Vance did her job, which is to educate her department about systems that impact LGBTQ (lesbian, gay, bisexual, transgender and queer) people in Cincinnati. Vance goes above and beyond to support this city, and I am saddened that in turn, the city does not do the same for her. The emotion displayed in her newsletter is proof of how hard she works to draw attention to LGBTQ needs – a job she was asked to do. Now that she has people’s attention, the reaction further demonstrates the lack of LGBTQ cultural competency among city officials.
I was born and raised in Cincinnati. I am also a transgender person. Cincinnati is a very difficult and dangerous place for transgender, gender non-conforming, and non-heterosexual people to live. I founded an organization that serves transgender people, and even as a provider, I struggle to survive here. I met Vance when she was appointed as the LGBT liaison. Like any strong ally to the transgender community, she immediately reached out to collaborate. In the field, Vance and I meet youth whose stories mirror Leelah Alcorn’s every day. We don’t do this work because we are paid for it (which we aren’t). We do it because it is our passion, and passion can inspire as well as intimidate. Vance wrote her newsletter with a passion to inspire good deeds among her colleagues, and people got scared.
City officials have discussed transgender rights more in the last year than in all of Cincinnati’s history, but supporting transgender people also requires supporting those who speak up for us. It is not easy to discuss the transgender community when many people still oppose our right to live, let alone our right for civil inclusion. This is why we need people, especially those in power, to speak out.

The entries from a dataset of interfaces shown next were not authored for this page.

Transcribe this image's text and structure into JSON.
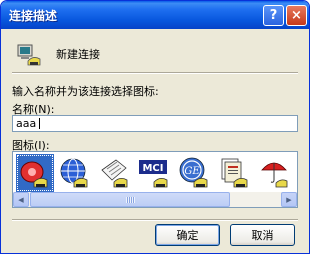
{
  "window": {
    "title": "连接描述",
    "help_glyph": "?",
    "close_glyph": "×"
  },
  "header": {
    "connection_label": "新建连接"
  },
  "form": {
    "prompt": "输入名称并为该连接选择图标:",
    "name_label": "名称(N):",
    "name_value": "aaa",
    "icon_label": "图标(I):"
  },
  "icons": [
    {
      "name": "red-phone-icon",
      "selected": true
    },
    {
      "name": "globe-phone-icon",
      "selected": false
    },
    {
      "name": "fax-phone-icon",
      "selected": false
    },
    {
      "name": "mci-phone-icon",
      "selected": false
    },
    {
      "name": "ge-phone-icon",
      "selected": false
    },
    {
      "name": "document-phone-icon",
      "selected": false
    },
    {
      "name": "umbrella-phone-icon",
      "selected": false
    }
  ],
  "buttons": {
    "ok_label": "确定",
    "cancel_label": "取消"
  },
  "colors": {
    "titlebar": "#0756dd",
    "selection": "#316ac5",
    "dialog_bg": "#ece9d8"
  }
}
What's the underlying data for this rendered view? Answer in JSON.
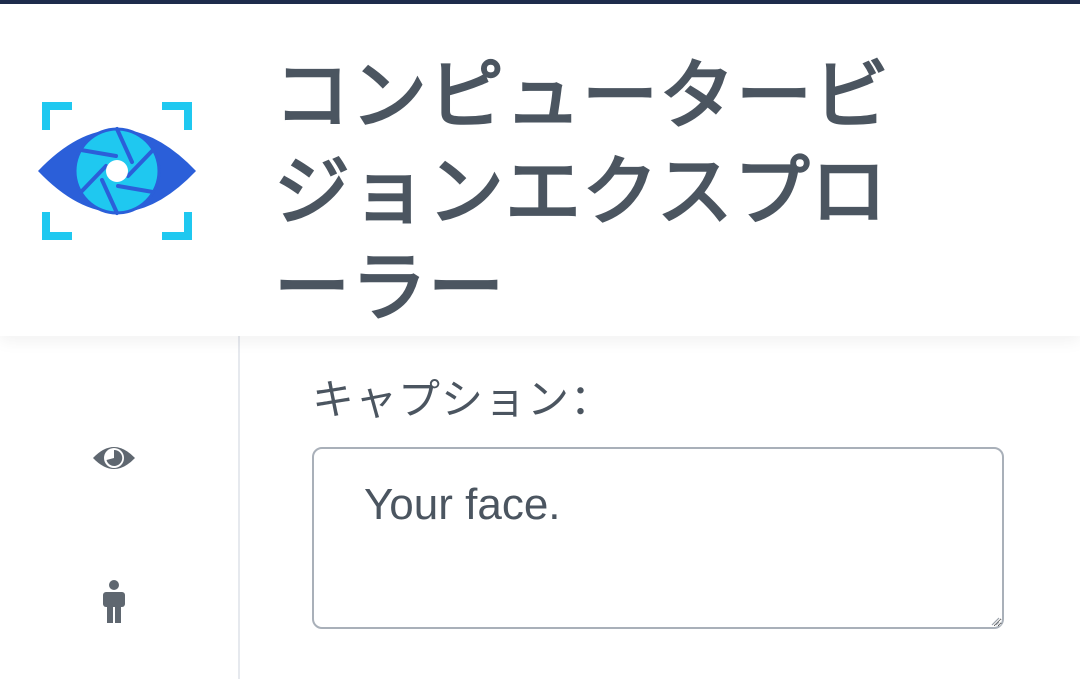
{
  "app": {
    "title": "コンピュータービジョンエクスプローラー",
    "accent_color": "#2b6cde",
    "accent_secondary": "#1fc8f0",
    "text_color": "#4b5560"
  },
  "header": {
    "logo_icon": "eye-aperture-logo-icon"
  },
  "sidebar": {
    "items": [
      {
        "id": "vision",
        "icon": "eye-icon"
      },
      {
        "id": "person",
        "icon": "person-icon"
      }
    ]
  },
  "caption": {
    "label": "キャプション：",
    "value": "Your face."
  }
}
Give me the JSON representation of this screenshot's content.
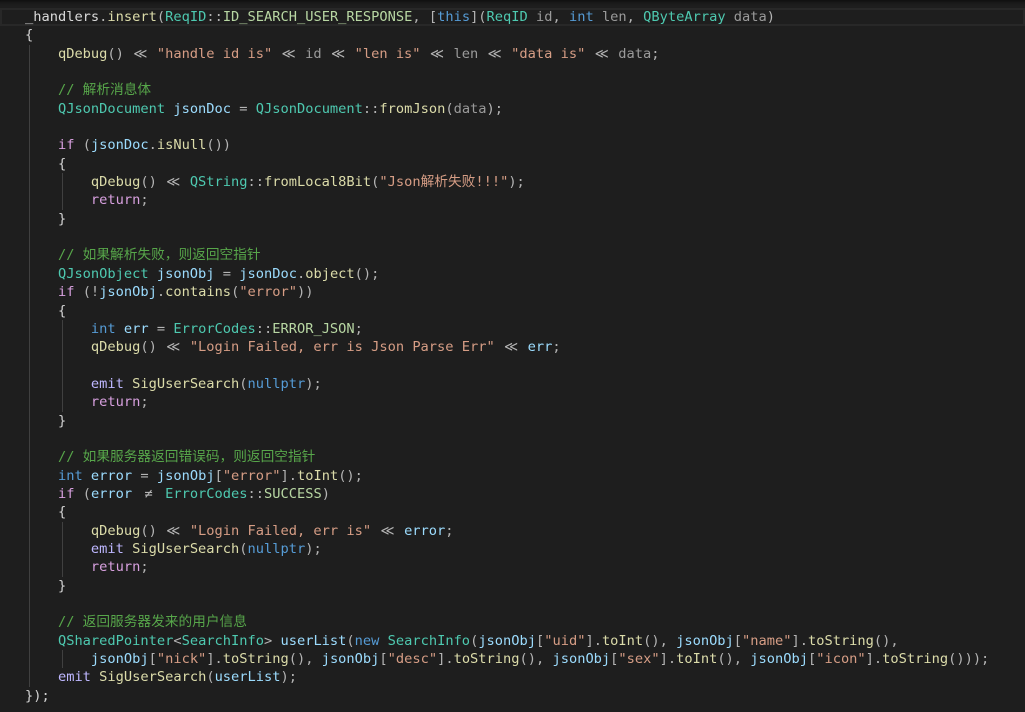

Dr. Martin Luther King Jr. said, “The ultimate measure of a (person) is not where (they) stand in moments of comfort and convenience, but where (they) stand at times of challenge and controversy.” Cranley and Blackwell know that the four offended officers represent a larger anti-LGBTQ population which can, and realistically might, stir controversy. And so, they chose to coddle the feelings of the privileged rather than acknowledge the violence that impacts transgender people every day.
To stop violence, we must discuss how it is manifested as well as what role we may play in its progression. Rather than discipline Vance for starting the conversation, we must urge the city to continue it. We must call for dialogue, education, and acceptance among police officers and city workers. City Hall and Cincinnati Police must work with LGBTQ people to combat oppression. Vance is doing her part to create change. It is time for city officials to follow suit.”